Start of DATASET

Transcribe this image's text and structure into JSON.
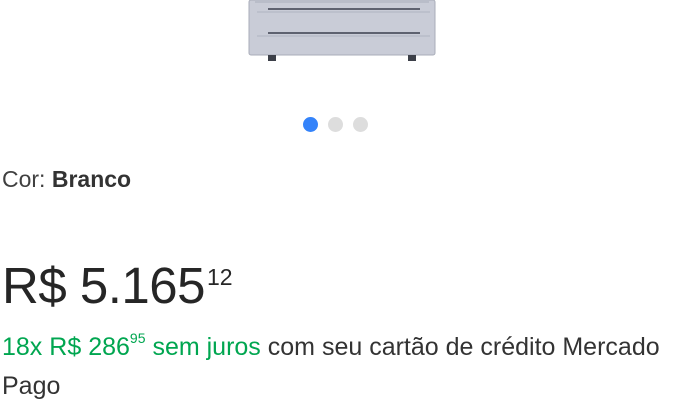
{
  "product": {
    "color_label": "Cor:",
    "color_value": "Branco"
  },
  "carousel": {
    "total": 3,
    "active": 1
  },
  "price": {
    "currency": "R$",
    "integer": "5.165",
    "cents": "12"
  },
  "installments": {
    "count": "18x",
    "currency": "R$",
    "integer": "286",
    "cents": "95",
    "interest_free": "sem juros",
    "suffix": "com seu cartão de crédito Mercado Pago"
  },
  "colors": {
    "accent_blue": "#3483fa",
    "success_green": "#00a650",
    "dot_inactive": "#dddddd"
  }
}
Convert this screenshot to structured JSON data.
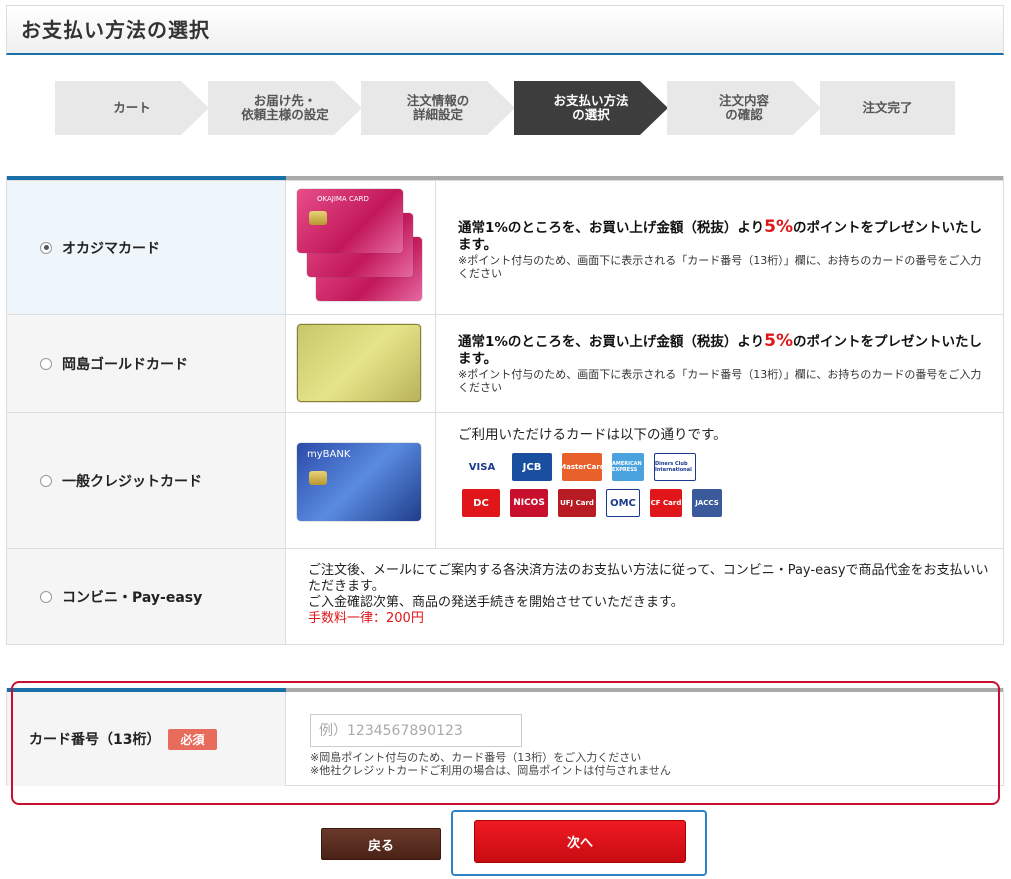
{
  "page_title": "お支払い方法の選択",
  "steps": [
    {
      "label": "カート",
      "active": false
    },
    {
      "label": "お届け先・\n依頼主様の設定",
      "active": false
    },
    {
      "label": "注文情報の\n詳細設定",
      "active": false
    },
    {
      "label": "お支払い方法\nの選択",
      "active": true
    },
    {
      "label": "注文内容\nの確認",
      "active": false
    },
    {
      "label": "注文完了",
      "active": false
    }
  ],
  "payment_methods": {
    "okajima_card": {
      "label": "オカジマカード",
      "selected": true,
      "card_name": "OKAJIMA CARD",
      "desc_pre": "通常1%のところを、お買い上げ金額（税抜）より",
      "desc_pct": "5%",
      "desc_post": "のポイントをプレゼントいたします。",
      "note": "※ポイント付与のため、画面下に表示される「カード番号（13桁）」欄に、お持ちのカードの番号をご入力ください"
    },
    "gold_card": {
      "label": "岡島ゴールドカード",
      "selected": false,
      "desc_pre": "通常1%のところを、お買い上げ金額（税抜）より",
      "desc_pct": "5%",
      "desc_post": "のポイントをプレゼントいたします。",
      "note": "※ポイント付与のため、画面下に表示される「カード番号（13桁）」欄に、お持ちのカードの番号をご入力ください"
    },
    "credit_card": {
      "label": "一般クレジットカード",
      "selected": false,
      "card_name": "myBANK",
      "desc": "ご利用いただけるカードは以下の通りです。",
      "brands": [
        "VISA",
        "JCB",
        "MasterCard",
        "AMERICAN EXPRESS",
        "Diners Club International",
        "DC",
        "NICOS",
        "UFJ Card",
        "OMC",
        "CF Card",
        "JACCS"
      ]
    },
    "convenience": {
      "label": "コンビニ・Pay-easy",
      "selected": false,
      "desc1": "ご注文後、メールにてご案内する各決済方法のお支払い方法に従って、コンビニ・Pay-easyで商品代金をお支払いいただきます。",
      "desc2": "ご入金確認次第、商品の発送手続きを開始させていただきます。",
      "fee": "手数料一律：200円"
    }
  },
  "card_number": {
    "label": "カード番号（13桁）",
    "required_badge": "必須",
    "placeholder": "例）1234567890123",
    "value": "",
    "note1": "※岡島ポイント付与のため、カード番号（13桁）をご入力ください",
    "note2": "※他社クレジットカードご利用の場合は、岡島ポイントは付与されません"
  },
  "buttons": {
    "back": "戻る",
    "next": "次へ"
  },
  "colors": {
    "accent_blue": "#1b6fa8",
    "next_red": "#e0161b",
    "back_brown": "#4a2216",
    "required": "#e86c5b"
  }
}
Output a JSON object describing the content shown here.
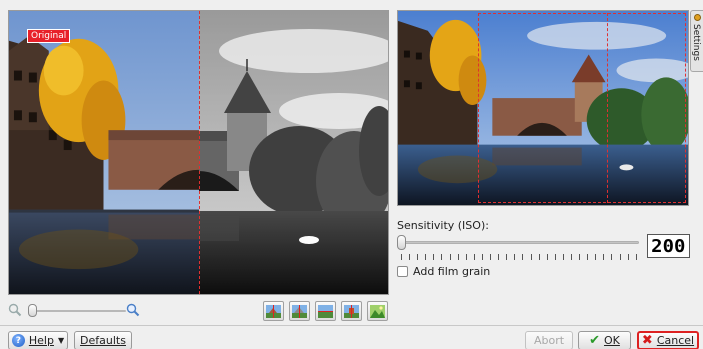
{
  "preview": {
    "original_label": "Original"
  },
  "settings": {
    "tab_label": "Settings",
    "sensitivity_label": "Sensitivity (ISO):",
    "iso_value": "200",
    "add_film_grain": "Add film grain",
    "add_film_grain_checked": false
  },
  "view_buttons": [
    {
      "name": "original-vs-target-split-icon"
    },
    {
      "name": "split-view-icon"
    },
    {
      "name": "horizontal-split-icon"
    },
    {
      "name": "vertical-split-icon"
    },
    {
      "name": "target-image-icon"
    }
  ],
  "buttons": {
    "help": "Help",
    "defaults": "Defaults",
    "abort": "Abort",
    "ok": "OK",
    "cancel": "Cancel"
  },
  "colors": {
    "split_line": "#e03030",
    "ok_accent": "#2a9a2a",
    "cancel_accent": "#d51c1c",
    "focus_border": "#dd2222"
  }
}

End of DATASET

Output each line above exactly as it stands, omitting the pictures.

* [RESPONSE TO THIS TASK]:
Transcribe this image's text and structure into JSON.
{
  "product": {
    "color_label": "Cor:",
    "color_value": "Branco"
  },
  "carousel": {
    "total": 3,
    "active": 1
  },
  "price": {
    "currency": "R$",
    "integer": "5.165",
    "cents": "12"
  },
  "installments": {
    "count": "18x",
    "currency": "R$",
    "integer": "286",
    "cents": "95",
    "interest_free": "sem juros",
    "suffix": "com seu cartão de crédito Mercado Pago"
  },
  "colors": {
    "accent_blue": "#3483fa",
    "success_green": "#00a650",
    "dot_inactive": "#dddddd"
  }
}
Convert this screenshot to structured JSON data.
{
  "page_title": "お支払い方法の選択",
  "steps": [
    {
      "label": "カート",
      "active": false
    },
    {
      "label": "お届け先・\n依頼主様の設定",
      "active": false
    },
    {
      "label": "注文情報の\n詳細設定",
      "active": false
    },
    {
      "label": "お支払い方法\nの選択",
      "active": true
    },
    {
      "label": "注文内容\nの確認",
      "active": false
    },
    {
      "label": "注文完了",
      "active": false
    }
  ],
  "payment_methods": {
    "okajima_card": {
      "label": "オカジマカード",
      "selected": true,
      "card_name": "OKAJIMA CARD",
      "desc_pre": "通常1%のところを、お買い上げ金額（税抜）より",
      "desc_pct": "5%",
      "desc_post": "のポイントをプレゼントいたします。",
      "note": "※ポイント付与のため、画面下に表示される「カード番号（13桁）」欄に、お持ちのカードの番号をご入力ください"
    },
    "gold_card": {
      "label": "岡島ゴールドカード",
      "selected": false,
      "desc_pre": "通常1%のところを、お買い上げ金額（税抜）より",
      "desc_pct": "5%",
      "desc_post": "のポイントをプレゼントいたします。",
      "note": "※ポイント付与のため、画面下に表示される「カード番号（13桁）」欄に、お持ちのカードの番号をご入力ください"
    },
    "credit_card": {
      "label": "一般クレジットカード",
      "selected": false,
      "card_name": "myBANK",
      "desc": "ご利用いただけるカードは以下の通りです。",
      "brands": [
        "VISA",
        "JCB",
        "MasterCard",
        "AMERICAN EXPRESS",
        "Diners Club International",
        "DC",
        "NICOS",
        "UFJ Card",
        "OMC",
        "CF Card",
        "JACCS"
      ]
    },
    "convenience": {
      "label": "コンビニ・Pay-easy",
      "selected": false,
      "desc1": "ご注文後、メールにてご案内する各決済方法のお支払い方法に従って、コンビニ・Pay-easyで商品代金をお支払いいただきます。",
      "desc2": "ご入金確認次第、商品の発送手続きを開始させていただきます。",
      "fee": "手数料一律：200円"
    }
  },
  "card_number": {
    "label": "カード番号（13桁）",
    "required_badge": "必須",
    "placeholder": "例）1234567890123",
    "value": "",
    "note1": "※岡島ポイント付与のため、カード番号（13桁）をご入力ください",
    "note2": "※他社クレジットカードご利用の場合は、岡島ポイントは付与されません"
  },
  "buttons": {
    "back": "戻る",
    "next": "次へ"
  },
  "colors": {
    "accent_blue": "#1b6fa8",
    "next_red": "#e0161b",
    "back_brown": "#4a2216",
    "required": "#e86c5b"
  }
}
Output a JSON object describing the content shown here.
{
  "preview": {
    "original_label": "Original"
  },
  "settings": {
    "tab_label": "Settings",
    "sensitivity_label": "Sensitivity (ISO):",
    "iso_value": "200",
    "add_film_grain": "Add film grain",
    "add_film_grain_checked": false
  },
  "view_buttons": [
    {
      "name": "original-vs-target-split-icon"
    },
    {
      "name": "split-view-icon"
    },
    {
      "name": "horizontal-split-icon"
    },
    {
      "name": "vertical-split-icon"
    },
    {
      "name": "target-image-icon"
    }
  ],
  "buttons": {
    "help": "Help",
    "defaults": "Defaults",
    "abort": "Abort",
    "ok": "OK",
    "cancel": "Cancel"
  },
  "colors": {
    "split_line": "#e03030",
    "ok_accent": "#2a9a2a",
    "cancel_accent": "#d51c1c",
    "focus_border": "#dd2222"
  }
}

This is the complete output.